JÃ¼rgen Habermas is widely regarded as one of the outstanding intellectuals of our time. This collection focuses on the theory of law which can be distilled from his vast compendium of work. At the same time the collection places this theory in the context of Habermas' overall contribution to the theory of society, political theory and social philosophy. Volume I on 'The Discourse Theory of Law and Democracy' identifies the theoretical foundations. Volume II focuses on the critical debate of Habermas' discourse theory of law and democracy, on the challenges posed by the postnational constellation (Europeanization and processes of globalization) and on particular strands within his work, such as genetic technology and religion. Each volume is prefaced by a comprehensive introduction by the editors.
Table of Contents

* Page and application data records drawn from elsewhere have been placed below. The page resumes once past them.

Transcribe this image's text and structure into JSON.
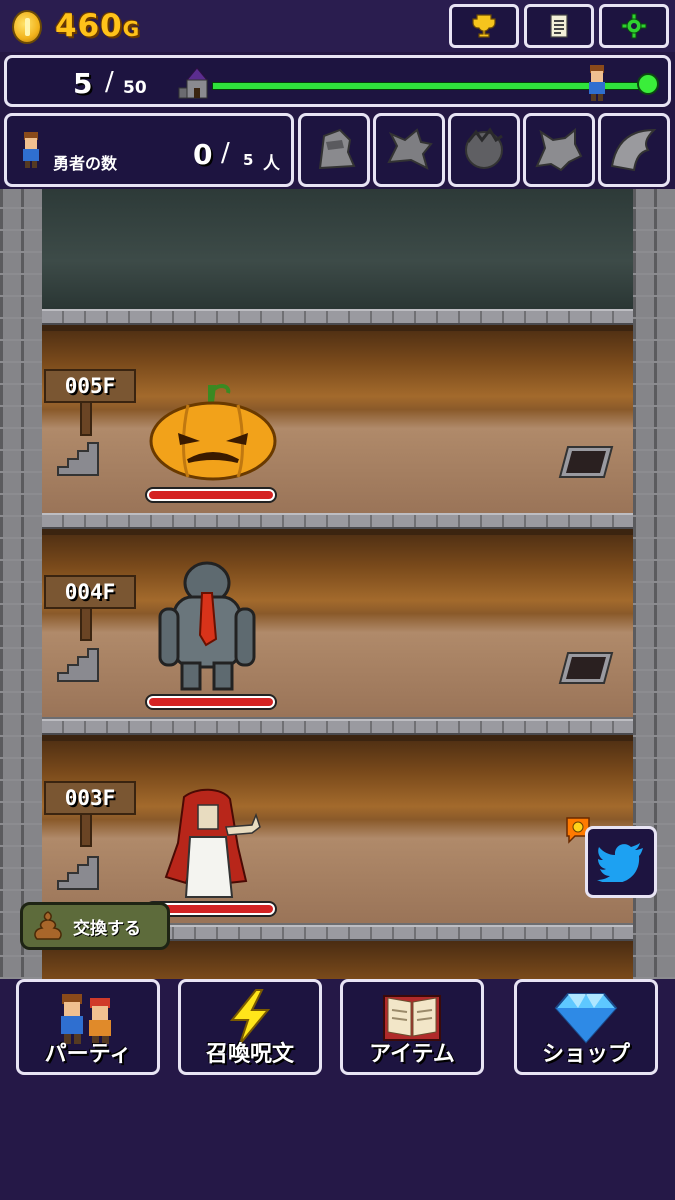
{
  "header": {
    "gold": {
      "amount": "460",
      "unit": "G"
    },
    "buttons": [
      {
        "icon": "trophy-icon"
      },
      {
        "icon": "document-icon"
      },
      {
        "icon": "gear-icon"
      }
    ]
  },
  "progress": {
    "current_floor": "5",
    "separator": "/",
    "max_floor": "50",
    "ratio": 0.97
  },
  "heroes": {
    "label": "勇者の数",
    "count": "0",
    "separator": "/",
    "max": "5",
    "unit": "人"
  },
  "monster_slots": [
    "knight-silhouette-icon",
    "dragon-silhouette-icon",
    "beast-silhouette-icon",
    "wolf-silhouette-icon",
    "ghost-silhouette-icon"
  ],
  "floors": [
    {
      "label": "005F",
      "monster": "pumpkin-monster"
    },
    {
      "label": "004F",
      "monster": "gray-zombie-monster"
    },
    {
      "label": "003F",
      "monster": "red-hair-ghost-monster"
    }
  ],
  "exchange_button": {
    "label": "交換する"
  },
  "nav": [
    {
      "label": "パーティ",
      "icon": "party-icon"
    },
    {
      "label": "召喚呪文",
      "icon": "lightning-icon"
    },
    {
      "label": "アイテム",
      "icon": "book-icon"
    },
    {
      "label": "ショップ",
      "icon": "diamond-icon"
    }
  ],
  "colors": {
    "background": "#241743",
    "panel": "#1d1440",
    "gold": "#ffc21a",
    "progress": "#2fe23c",
    "hp": "#d42323"
  }
}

Contents: Volume I: Introduction; Part I Foundations: Habermas's Reconstructive Approach: Theoretical Premises: Enlightenment and the idea of public reason, Thomas McCarthy; Facts, norms, and normative facts: a reply to Habermas, Robert Brandom; Universality and Truth, and Response to JÃ¼rgen Habermas, Richard Rorty. Part II The Discourse Theory: Discourse and Argumentation: Grasping the force of the better argument: McMahon versus discourse ethics, William Rehg. Moral and Legal Discourse: The communicative paradigm in moral theory, Alessandro Ferrara; Legitimacy without morality. Habermas and Maus on the relationship between law and morality, Peter Niesen. Discourse and Value Pluralism: Plurality of the good? The problem of affirmative tolerance in a multicultural society from an ethical point of view, Karl-Otto Apel; Values and norms, Hilary Putnam; Comment on JÃ¼rgen Habermas', From Kant to Hegel and Back Again, Charles Taylor. Part III Habermas's Theory of Democracy: Historical Context and the Legacy of German Legal-Political Thought: Habermas' reconstruction of West German post-war law and the Sozialstaat controversy, John P. McCormick; On the origins of constitutional patriotism, Jan-Werner MÃ¼ller. Public Sphere: Models of public space: Hannah Arendt, the liberal tradition and JÃ¼rgen Habermas, Seyla Benhabib. Civil Society and Civil Disobedience: Activist challenges to deliberative democracy, Iris Marion Young. Deliberative Democracy: The rule of reasons. Three models of deliberative democracy, Rainer Forst; Reflections on Habermas on democracy, Joshua Cohen. Part IV The Legal System: The System of Rights: Democracy, human rights, and the problem of a worldwide civil society, Albrecht Wellmer; Individual freedom and social equality: Habermas's democratic revolution in the social contractarian justification of law, David Ingram. The Procedural Paradigm: Basic rights and democracy in JÃ¼rgen Habermas's procedural paradigm of law, Robert Alexy; Procedural justi